You're on the phone; it's an important call. Suddenly you hear a bloodcurdling scream from the other room. Your older child has just hit your younger, who now has a swelling red mark just above her eye. You forget the phone. You hold your weeping, wounded child in your arms. Fury rises.
Most of us don't like to admit how angry we are capable of becoming with our children. We want to be nothing but perfect parents, loving parents, and when anger intrudes, it spoils the image we want to have of ourselves. Yet anger is as natural as a mother's milk coming in. There is, in fact, absolutely no way to be a parent without being angry from time to time. It starts when your baby cries and won't be soothed, and you feel anxious. Even if the early months run smoothly, you can't help growing resentful at the fatigue and the inevitable loss of your own space and time that new parenthood brings.
Every mother has those moments when her 2-year-old frustrates her. Every mother who has been bitten, splashed, spilled on, defied, rejected, or kicked has experienced a moment of unexpected rage at her child. Every parent whose child has run off the curb, climbed too high on a jungle gym, or come too close to the pot of boiling water has experienced terror and fury. Every mother whose child has let her down by not behaving or by refusing to sing that very cute song when asked or whose child won't go to sleep or keeps calling for another glass of water knows this primitive emotion.
We all have ideal images of what our sons and daughters will be, and as wonderful as our children are, in one way or another, they won't always meet our expectations: This child can't catch a ball, that child is not an artist, and the other child is different in temperament or appearance than we had hoped. These common disappointments need not be harmful, however, in the long run, if a parent can acknowledge feeling let down, yet at the same time still love the child, accepting the ambivalence that is the handmaiden of any great love.
Anger is as much a part of the landscape of parenthood as love. What matters is how we handle it. A mother who screams often, who feels easily frustrated, and who lets herself wallow in anger is harming her child. Such a mother was probably deeply angry before she even gave birth, and the trials of raising a child have only intensified her anger so that she isn't able to balance the emotion with loving feelings. Of course, some parents are so frightened by their own anger at their children that they deny it, repress it, push it away. Such a parent may appear calm, loving, perfect, but this facade is bought at a high price. It makes a mother or father unreal, fake, synthetic. It creates a kind of shallow feeling that interferes with genuine affection as the parent hugs the child, reads a story, soaps him in the bath.

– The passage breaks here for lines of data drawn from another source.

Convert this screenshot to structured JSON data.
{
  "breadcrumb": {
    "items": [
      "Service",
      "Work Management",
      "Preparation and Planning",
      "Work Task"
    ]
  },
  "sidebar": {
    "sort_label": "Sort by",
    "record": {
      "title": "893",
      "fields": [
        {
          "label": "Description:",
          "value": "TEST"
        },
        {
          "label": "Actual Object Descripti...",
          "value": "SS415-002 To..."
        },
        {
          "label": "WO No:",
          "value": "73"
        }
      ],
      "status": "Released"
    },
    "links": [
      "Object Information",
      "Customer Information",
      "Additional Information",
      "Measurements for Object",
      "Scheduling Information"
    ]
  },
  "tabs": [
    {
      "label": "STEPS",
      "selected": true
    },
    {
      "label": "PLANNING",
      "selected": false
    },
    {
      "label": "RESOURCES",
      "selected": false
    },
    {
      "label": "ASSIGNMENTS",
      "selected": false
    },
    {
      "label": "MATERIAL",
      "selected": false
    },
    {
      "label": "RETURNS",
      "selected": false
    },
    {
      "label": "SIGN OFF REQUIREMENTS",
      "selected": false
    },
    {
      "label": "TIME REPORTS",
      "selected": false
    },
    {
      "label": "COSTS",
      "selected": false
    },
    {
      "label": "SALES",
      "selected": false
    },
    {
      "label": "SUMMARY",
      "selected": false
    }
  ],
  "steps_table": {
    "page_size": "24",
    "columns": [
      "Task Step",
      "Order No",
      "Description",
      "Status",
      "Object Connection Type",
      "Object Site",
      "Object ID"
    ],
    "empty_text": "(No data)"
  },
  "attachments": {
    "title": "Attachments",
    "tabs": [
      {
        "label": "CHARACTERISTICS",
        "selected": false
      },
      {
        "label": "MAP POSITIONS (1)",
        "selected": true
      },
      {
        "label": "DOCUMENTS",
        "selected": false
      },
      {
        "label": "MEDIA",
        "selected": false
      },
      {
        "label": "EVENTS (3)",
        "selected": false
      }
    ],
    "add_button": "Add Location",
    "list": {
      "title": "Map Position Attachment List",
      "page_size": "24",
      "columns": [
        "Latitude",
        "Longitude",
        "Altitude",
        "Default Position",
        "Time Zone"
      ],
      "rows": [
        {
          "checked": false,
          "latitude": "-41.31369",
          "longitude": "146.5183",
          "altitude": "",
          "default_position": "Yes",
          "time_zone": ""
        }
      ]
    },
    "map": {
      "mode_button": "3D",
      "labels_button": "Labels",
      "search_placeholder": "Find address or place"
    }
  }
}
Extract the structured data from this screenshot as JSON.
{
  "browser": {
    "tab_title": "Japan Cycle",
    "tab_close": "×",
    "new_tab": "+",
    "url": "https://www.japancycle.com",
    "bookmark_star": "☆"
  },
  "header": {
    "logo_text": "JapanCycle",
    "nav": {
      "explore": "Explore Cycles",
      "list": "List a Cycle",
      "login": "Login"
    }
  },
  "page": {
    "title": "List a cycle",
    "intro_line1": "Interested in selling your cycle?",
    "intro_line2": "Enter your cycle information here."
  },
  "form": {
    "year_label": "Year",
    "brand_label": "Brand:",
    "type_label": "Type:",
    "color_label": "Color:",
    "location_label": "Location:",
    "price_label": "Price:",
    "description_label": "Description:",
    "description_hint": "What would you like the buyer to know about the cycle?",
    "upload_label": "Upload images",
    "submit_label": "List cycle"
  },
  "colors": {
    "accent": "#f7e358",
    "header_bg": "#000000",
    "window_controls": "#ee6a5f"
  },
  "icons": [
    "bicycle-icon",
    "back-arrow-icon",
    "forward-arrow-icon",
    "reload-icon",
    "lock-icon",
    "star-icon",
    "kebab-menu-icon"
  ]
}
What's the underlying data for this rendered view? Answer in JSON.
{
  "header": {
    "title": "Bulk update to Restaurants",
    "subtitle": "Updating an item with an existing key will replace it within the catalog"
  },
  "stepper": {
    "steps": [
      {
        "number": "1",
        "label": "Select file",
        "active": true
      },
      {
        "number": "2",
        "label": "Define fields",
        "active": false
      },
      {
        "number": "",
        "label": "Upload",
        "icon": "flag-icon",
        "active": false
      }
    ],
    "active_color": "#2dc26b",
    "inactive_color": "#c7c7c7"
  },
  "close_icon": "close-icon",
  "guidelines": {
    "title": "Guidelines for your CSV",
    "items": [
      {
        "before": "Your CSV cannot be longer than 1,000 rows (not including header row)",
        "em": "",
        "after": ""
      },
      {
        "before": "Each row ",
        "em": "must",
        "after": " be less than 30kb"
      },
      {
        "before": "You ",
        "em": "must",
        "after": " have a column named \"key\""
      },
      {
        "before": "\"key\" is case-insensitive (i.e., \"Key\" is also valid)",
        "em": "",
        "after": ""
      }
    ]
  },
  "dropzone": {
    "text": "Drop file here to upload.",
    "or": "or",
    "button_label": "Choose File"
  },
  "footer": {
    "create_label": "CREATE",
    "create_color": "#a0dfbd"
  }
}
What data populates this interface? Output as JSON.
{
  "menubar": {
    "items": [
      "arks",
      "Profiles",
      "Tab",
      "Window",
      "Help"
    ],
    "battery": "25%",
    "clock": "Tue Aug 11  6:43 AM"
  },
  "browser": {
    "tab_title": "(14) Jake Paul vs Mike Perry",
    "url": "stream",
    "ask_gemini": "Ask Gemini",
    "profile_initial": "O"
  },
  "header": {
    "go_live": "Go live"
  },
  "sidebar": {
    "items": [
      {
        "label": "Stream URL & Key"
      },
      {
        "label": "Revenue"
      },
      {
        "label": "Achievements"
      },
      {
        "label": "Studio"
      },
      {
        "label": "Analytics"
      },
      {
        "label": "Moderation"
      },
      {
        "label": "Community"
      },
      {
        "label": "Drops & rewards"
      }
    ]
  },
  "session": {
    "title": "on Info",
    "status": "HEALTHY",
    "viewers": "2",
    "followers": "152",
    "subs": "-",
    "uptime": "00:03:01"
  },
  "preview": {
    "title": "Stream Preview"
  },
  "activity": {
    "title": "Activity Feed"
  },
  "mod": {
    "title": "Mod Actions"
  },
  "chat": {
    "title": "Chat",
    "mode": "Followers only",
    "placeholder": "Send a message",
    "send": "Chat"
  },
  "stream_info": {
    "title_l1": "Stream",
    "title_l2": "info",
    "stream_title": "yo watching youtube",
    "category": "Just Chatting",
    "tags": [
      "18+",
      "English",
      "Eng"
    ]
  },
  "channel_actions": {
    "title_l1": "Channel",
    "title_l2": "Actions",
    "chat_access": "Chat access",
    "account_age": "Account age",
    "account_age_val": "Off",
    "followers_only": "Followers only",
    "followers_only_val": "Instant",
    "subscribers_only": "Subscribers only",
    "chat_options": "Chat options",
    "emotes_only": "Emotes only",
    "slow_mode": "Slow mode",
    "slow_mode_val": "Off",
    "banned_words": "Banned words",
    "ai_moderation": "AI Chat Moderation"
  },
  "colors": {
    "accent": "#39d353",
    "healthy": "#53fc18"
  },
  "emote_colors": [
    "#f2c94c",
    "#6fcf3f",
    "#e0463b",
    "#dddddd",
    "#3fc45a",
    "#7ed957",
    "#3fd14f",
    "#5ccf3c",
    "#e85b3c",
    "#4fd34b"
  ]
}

Loving and hating are hardly separate conditions. One is almost always tinged with the other, and getting used to that fact is one of the surprising tasks of parenthood. It's one of our unsung, amazing accomplishments.
Copyright © 2001. Reprinted with permission from the March 2001 issue of Child magazine.